Today's college students won't have a normal college experience — one with classes, graduations, internships and campus love.
Where it stands: Colleges' decisions about openings and closing are just as inconsistent as school districts', but with different stakes and a lot more money on the line.
The big picture: Some students get to go back to campus in the fall, and some don't.
- It's complicated, and it could all change at any time.
- Generational spokesman and New York Gov. Andrew Cuomo on Friday released complex guidelines that largely leave it up to schools whether to open their campuses or not.
- Some schools are splitting the baby: Check out Boston University, where "arriving freshmen and returning undergraduate students will have a choice of attending in-person classes or taking classes remotely under a new hybrid teaching format the University is calling Learn from Anywhere (LfA)."
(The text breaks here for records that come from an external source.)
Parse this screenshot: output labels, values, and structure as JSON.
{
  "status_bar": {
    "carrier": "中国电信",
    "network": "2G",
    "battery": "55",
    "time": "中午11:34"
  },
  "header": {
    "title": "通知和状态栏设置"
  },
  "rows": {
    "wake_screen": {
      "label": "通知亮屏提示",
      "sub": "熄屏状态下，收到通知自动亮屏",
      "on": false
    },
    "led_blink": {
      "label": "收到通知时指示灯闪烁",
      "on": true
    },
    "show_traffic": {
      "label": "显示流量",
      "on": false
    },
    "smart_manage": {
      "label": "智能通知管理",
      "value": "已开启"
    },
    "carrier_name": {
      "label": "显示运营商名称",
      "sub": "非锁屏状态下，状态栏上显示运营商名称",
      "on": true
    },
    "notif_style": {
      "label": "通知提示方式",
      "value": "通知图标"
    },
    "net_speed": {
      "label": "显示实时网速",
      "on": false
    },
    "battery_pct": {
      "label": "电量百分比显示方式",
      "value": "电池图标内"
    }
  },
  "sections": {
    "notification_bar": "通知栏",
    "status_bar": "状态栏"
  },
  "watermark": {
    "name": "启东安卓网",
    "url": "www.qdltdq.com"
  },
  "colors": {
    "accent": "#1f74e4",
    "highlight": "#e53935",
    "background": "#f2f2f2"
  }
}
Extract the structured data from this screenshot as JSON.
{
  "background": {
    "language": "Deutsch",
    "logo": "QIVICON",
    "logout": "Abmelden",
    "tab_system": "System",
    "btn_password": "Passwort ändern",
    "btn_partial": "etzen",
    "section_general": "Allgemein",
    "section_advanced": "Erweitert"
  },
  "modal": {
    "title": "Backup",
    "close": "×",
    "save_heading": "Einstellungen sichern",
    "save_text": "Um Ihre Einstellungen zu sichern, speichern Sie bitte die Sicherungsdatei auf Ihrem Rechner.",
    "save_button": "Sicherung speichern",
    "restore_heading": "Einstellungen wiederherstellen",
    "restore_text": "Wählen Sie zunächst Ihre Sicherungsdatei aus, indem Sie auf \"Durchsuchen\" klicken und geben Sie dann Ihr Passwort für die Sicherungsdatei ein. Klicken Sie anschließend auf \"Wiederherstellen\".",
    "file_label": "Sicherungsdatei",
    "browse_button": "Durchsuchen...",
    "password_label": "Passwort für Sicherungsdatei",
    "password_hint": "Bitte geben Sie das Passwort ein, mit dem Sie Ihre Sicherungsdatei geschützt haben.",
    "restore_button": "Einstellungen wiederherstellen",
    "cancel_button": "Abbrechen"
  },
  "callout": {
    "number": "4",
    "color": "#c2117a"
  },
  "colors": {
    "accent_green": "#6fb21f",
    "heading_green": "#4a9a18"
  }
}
Between the lines: There are all kinds of thorny issues at play here — from the complicated relationship between U.S. universities and foreign students, to the sad fact that Black kids are more likely to suffer if campuses are closed.
- College sports programs seem to be in freefall, Axios' Kendall Baker reports.
- And, as Bill Rhodes writes at The Undefeated, this is a particularly important moment for historically black colleges and universities.
What they're saying: For young people in particular, it's important for us to focus on a "sense of the future, and to remind ourselves that we’re in this with other people," Joshua Morganstein of the American Psychiatric Association tells Axios.
My thought bubble: These are hard times. The normal instinct to speak up for what you believe in is intensified because of all that is going on, and it's hard to figure out what one's priorities should be.
- But college stuff is fun. Please buy the team jersey, take classes that require you to read "Beowulf," and stay idealistic to make the world a better place for all of us.